BEGIN Available records

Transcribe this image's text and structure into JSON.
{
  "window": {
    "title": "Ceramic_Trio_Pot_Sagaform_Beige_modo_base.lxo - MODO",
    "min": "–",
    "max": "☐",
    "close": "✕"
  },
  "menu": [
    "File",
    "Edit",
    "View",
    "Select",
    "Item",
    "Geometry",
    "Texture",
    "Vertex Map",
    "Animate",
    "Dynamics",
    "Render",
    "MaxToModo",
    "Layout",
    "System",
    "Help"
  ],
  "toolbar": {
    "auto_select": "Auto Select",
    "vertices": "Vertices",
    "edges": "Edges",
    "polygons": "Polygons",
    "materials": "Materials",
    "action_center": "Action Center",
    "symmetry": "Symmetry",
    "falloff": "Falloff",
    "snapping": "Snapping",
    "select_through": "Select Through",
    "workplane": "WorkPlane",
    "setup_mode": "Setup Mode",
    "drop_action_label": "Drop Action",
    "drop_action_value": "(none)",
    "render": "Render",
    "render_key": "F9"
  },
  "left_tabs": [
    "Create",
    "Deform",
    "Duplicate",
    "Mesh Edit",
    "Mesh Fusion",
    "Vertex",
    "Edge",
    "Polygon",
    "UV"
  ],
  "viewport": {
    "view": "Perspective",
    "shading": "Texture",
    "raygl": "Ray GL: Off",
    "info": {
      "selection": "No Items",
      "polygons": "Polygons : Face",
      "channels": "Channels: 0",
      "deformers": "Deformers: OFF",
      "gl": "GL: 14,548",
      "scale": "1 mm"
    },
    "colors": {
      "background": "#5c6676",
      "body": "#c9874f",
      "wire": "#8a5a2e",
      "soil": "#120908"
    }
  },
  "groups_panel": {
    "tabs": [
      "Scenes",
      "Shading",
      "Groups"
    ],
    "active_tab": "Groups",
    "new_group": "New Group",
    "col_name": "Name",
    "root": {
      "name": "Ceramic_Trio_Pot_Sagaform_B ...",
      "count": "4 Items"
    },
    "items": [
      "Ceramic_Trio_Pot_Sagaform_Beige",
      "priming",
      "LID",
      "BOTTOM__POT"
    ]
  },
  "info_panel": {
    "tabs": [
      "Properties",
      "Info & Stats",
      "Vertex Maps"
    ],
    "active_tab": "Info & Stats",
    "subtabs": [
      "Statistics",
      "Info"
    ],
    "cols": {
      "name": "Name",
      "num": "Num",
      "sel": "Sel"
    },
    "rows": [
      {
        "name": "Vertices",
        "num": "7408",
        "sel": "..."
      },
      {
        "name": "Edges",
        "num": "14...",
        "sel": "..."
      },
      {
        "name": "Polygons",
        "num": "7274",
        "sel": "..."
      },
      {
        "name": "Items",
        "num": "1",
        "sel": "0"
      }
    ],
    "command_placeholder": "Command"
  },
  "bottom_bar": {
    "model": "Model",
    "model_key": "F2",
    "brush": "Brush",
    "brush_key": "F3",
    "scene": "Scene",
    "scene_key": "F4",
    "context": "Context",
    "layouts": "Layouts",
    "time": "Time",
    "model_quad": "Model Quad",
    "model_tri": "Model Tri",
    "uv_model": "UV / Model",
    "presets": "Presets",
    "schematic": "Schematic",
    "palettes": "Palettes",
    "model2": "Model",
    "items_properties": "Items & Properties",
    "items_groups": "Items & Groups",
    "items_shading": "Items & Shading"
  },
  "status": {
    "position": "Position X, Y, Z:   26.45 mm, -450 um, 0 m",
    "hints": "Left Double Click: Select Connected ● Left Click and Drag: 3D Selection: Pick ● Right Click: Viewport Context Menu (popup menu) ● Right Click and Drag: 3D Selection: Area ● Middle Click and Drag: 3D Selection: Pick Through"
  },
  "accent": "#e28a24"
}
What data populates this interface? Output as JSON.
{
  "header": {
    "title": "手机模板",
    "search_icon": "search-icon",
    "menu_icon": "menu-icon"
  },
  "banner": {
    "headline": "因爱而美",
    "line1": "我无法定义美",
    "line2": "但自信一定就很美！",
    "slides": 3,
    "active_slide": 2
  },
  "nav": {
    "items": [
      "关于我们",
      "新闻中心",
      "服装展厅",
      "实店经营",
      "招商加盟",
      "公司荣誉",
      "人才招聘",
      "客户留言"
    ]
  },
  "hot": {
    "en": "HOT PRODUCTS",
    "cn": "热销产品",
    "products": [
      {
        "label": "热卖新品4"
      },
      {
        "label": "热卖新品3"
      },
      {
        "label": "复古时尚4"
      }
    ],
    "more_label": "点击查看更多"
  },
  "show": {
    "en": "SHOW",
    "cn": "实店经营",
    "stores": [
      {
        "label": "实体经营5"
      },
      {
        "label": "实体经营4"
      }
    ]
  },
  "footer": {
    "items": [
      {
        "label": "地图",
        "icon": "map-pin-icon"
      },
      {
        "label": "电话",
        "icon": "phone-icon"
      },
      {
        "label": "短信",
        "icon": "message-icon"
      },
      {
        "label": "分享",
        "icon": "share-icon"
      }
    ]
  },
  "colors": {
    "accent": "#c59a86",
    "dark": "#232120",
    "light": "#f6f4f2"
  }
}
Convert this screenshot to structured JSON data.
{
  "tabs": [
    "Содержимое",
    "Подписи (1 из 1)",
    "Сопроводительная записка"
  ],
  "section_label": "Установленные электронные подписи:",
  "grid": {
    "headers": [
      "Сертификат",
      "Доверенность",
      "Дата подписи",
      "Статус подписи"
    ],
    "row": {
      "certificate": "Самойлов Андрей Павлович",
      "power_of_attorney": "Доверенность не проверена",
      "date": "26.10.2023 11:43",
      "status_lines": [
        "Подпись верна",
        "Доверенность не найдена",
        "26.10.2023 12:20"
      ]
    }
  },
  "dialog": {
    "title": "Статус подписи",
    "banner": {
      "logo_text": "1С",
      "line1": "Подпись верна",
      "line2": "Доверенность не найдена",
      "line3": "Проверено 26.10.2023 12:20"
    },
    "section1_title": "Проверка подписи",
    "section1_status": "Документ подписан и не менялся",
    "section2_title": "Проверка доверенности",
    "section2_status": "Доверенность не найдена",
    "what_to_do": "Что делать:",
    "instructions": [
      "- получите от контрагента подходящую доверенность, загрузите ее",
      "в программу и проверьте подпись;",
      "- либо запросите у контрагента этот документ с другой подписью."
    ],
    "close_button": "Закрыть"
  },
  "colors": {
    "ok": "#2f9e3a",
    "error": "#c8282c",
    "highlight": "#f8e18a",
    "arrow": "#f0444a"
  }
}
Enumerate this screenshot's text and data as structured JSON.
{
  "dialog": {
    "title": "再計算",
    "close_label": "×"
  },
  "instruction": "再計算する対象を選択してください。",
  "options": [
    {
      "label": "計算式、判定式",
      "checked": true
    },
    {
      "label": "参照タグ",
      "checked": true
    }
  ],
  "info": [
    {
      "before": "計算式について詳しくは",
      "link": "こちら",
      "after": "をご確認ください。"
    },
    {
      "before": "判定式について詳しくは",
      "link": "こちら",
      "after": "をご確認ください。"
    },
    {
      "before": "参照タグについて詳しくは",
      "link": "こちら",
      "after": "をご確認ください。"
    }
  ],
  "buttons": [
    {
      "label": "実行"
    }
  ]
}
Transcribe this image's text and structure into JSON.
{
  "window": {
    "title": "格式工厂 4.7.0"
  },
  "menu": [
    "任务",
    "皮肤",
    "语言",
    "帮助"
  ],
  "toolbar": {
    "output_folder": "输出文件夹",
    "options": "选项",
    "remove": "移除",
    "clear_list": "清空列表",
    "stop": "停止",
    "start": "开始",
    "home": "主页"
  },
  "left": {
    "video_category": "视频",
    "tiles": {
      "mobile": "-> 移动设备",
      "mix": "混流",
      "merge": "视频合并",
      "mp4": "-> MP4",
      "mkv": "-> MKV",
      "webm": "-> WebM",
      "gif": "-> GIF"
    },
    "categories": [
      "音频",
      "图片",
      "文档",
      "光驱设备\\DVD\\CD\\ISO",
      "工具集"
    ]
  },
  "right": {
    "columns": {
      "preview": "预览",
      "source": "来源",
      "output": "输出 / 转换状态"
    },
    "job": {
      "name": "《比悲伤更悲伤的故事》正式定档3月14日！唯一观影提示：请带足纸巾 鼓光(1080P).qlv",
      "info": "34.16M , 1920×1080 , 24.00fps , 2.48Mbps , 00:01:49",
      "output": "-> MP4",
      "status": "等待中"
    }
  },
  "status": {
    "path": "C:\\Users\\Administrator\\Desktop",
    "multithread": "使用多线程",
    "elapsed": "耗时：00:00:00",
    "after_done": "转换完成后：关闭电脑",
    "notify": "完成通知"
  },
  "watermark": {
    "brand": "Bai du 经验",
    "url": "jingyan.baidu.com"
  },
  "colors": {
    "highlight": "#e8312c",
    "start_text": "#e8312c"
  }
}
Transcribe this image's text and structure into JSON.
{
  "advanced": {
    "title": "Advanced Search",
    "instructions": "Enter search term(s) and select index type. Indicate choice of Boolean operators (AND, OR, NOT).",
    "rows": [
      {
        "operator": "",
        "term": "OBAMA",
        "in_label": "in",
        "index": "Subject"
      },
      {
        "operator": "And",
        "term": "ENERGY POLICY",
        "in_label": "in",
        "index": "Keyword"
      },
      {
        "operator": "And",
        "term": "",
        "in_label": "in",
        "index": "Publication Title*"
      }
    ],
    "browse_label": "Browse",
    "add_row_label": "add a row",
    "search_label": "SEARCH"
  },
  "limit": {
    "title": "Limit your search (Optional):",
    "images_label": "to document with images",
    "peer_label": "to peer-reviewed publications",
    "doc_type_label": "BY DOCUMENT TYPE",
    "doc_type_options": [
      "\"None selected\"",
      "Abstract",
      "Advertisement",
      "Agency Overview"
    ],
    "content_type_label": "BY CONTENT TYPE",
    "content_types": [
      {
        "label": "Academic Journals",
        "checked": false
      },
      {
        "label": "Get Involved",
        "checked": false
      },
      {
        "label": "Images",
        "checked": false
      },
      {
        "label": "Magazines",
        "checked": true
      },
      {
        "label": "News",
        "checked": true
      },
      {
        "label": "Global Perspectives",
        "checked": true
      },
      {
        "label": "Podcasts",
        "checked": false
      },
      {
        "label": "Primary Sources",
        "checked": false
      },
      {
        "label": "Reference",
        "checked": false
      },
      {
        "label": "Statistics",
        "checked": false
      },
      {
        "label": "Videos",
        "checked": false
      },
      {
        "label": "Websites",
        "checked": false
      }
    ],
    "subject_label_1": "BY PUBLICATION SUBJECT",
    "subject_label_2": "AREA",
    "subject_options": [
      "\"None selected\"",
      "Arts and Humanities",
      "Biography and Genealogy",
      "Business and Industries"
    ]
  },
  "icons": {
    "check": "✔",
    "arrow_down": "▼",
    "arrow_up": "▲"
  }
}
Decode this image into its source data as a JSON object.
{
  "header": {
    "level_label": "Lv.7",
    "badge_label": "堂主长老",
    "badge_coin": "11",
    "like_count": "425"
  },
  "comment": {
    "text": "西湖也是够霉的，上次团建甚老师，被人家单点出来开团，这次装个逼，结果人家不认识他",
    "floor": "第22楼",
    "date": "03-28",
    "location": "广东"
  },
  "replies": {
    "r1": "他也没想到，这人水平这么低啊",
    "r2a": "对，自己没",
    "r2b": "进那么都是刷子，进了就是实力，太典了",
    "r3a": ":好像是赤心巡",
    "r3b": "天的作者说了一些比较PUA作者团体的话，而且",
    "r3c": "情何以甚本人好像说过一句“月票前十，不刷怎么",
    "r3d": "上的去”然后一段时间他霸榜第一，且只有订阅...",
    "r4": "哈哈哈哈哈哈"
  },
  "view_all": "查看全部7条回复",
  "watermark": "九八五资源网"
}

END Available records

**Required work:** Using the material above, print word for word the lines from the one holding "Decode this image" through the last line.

**Exercise result:**
Decode this image into its source data as a JSON object.
{
  "header": {
    "level_label": "Lv.7",
    "badge_label": "堂主长老",
    "badge_coin": "11",
    "like_count": "425"
  },
  "comment": {
    "text": "西湖也是够霉的，上次团建甚老师，被人家单点出来开团，这次装个逼，结果人家不认识他",
    "floor": "第22楼",
    "date": "03-28",
    "location": "广东"
  },
  "replies": {
    "r1": "他也没想到，这人水平这么低啊",
    "r2a": "对，自己没",
    "r2b": "进那么都是刷子，进了就是实力，太典了",
    "r3a": ":好像是赤心巡",
    "r3b": "天的作者说了一些比较PUA作者团体的话，而且",
    "r3c": "情何以甚本人好像说过一句“月票前十，不刷怎么",
    "r3d": "上的去”然后一段时间他霸榜第一，且只有订阅...",
    "r4": "哈哈哈哈哈哈"
  },
  "view_all": "查看全部7条回复",
  "watermark": "九八五资源网"
}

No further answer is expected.